On the home front weather and hungry creatures are a challenge to growing food and nurturing the more delicate plants. We are only able to grow food in the Zone 1 garden designed and put up by Coen and Megan. The enclosed area is able to keep out the hungry birds, but not the huge infestation of aphids, which are as keen to eat the curly kale and other veggies as we and the lady birds are.

On the bigger environmental scene, we are eagerly awaiting news of the decision on the hoped for declaration of a biosphere which is due at the end of June.

The ongoing challenge to mining applications through the dedicated work of Mmutlwa wa Noko (MWN ie Jeanne and Brian),  with the support of a crack team of highly skilled volunteer lawyers including Jeanne’s brother, continues with the submission of an appeal against the granting of prospecting rights to de Beers at the High Court in Pretoria, their earlier appeal to the Minister having been rejected. It is a courageous venture. One response from the Minister was that downstream communities depending on the Marico water for their livelihood were not relevant. One of these communities, ‘Koffiekraal’, is much affected. A MWN subcommittee of 4 includes Peter Mpefo, a very dynamic bright Koffiekraal community leader. At a meeting last week he recommended that all the community chiefs from the traditional areas which will be affected should jointly go and visit the chiefs HQ in Mafikeng, to make their concerns known.  Should the area be declared a biosphere de Beers might have to withdraw from prospecting in the area.

Akong Rinpoche in his 2004 visit to TRC foresaw the mining threats of which we were unaware at that stage. He said more and more is going to be removed from the earth to satisfy peoples’ growing needs. Mining can’t be stopped but wherever possible try to keep it out of TRC and surrounding areas. He advised to base challenges on clean water, and the law, which is now happening. On his last visit in 2010 he buried bumpas (consecrated vases containing precious substances) in a ceremony on top of Temple Hill that he said was to give back to the earth for all we are taking from her.
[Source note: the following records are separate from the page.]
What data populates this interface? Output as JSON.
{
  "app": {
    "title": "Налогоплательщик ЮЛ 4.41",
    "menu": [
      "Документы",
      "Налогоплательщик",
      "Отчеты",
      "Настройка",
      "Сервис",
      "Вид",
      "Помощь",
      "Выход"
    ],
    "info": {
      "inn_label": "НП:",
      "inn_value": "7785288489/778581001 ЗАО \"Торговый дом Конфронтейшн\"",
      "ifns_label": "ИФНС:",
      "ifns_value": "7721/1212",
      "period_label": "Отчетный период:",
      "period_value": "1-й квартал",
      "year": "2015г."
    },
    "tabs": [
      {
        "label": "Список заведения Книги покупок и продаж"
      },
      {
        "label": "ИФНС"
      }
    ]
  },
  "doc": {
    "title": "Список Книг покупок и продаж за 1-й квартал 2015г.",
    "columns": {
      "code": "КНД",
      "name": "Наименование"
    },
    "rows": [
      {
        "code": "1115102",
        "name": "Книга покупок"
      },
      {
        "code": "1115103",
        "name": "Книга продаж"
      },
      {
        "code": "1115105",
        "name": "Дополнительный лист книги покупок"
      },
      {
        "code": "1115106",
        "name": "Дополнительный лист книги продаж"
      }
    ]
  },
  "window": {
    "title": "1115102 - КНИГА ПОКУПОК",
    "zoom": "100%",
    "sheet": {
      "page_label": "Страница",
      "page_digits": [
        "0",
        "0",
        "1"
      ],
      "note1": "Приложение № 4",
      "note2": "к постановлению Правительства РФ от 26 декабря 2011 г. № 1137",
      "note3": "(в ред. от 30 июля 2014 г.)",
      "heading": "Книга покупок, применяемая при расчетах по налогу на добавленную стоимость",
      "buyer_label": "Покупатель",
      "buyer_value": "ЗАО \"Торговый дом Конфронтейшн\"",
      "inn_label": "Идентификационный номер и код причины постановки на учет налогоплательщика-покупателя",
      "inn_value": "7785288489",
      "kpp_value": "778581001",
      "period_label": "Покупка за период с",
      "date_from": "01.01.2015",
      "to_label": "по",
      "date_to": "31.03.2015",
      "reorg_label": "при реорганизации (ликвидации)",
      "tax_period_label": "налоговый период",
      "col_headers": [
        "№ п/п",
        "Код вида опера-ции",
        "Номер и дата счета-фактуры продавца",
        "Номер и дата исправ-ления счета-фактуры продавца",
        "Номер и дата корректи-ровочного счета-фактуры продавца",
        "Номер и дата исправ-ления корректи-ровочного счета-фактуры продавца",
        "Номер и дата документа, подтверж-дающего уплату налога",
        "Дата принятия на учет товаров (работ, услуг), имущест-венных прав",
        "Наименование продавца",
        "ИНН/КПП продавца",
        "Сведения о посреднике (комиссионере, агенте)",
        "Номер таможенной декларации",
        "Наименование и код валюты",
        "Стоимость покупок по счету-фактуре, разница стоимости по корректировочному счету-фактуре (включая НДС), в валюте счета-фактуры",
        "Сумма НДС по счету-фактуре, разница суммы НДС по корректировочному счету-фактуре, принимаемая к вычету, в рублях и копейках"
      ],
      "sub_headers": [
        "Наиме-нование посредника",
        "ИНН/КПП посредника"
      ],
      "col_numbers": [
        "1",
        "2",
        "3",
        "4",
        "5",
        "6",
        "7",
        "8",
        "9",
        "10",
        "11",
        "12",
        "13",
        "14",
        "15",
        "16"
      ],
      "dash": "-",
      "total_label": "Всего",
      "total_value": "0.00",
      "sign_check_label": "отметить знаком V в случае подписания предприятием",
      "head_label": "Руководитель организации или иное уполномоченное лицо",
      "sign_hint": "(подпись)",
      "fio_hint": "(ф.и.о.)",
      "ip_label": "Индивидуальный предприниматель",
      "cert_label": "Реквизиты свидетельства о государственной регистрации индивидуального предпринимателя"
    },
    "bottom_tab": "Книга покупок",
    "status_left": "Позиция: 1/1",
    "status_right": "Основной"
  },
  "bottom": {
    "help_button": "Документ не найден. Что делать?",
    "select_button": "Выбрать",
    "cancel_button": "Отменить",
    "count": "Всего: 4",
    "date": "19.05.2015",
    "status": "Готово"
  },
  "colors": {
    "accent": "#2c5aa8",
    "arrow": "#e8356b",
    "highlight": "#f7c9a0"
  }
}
July will begin with a weekend of committed people, attached and involved with TRC attending a ‘envisioning’ meeting facilitated by Paddy Grey to jointly explore the way forward for this precious centre as I pull back and Brenda Shelley comes in as the Main site/retreat manager.

As I write this I wish to share extracts from a transcript of Akong Rinpoches talk in his unique English to  a gathering of all present during his visit to TRC in 2006. He began by saying:

“Everyone here is important.”


“We have to share responsibility, and coordination is very important. You must think that what we are doing is not for a few years, we are doing something we hope for many thousand of years, we are the people planting seeds, the growth, maturity is how to nourish the seed and how to make it mature.. not thinking I am too tired this project is wrong, mistake. You are all doing something very precious .. maybe you are doing something benefit the whole world for thousands of years benefit. “



*name changed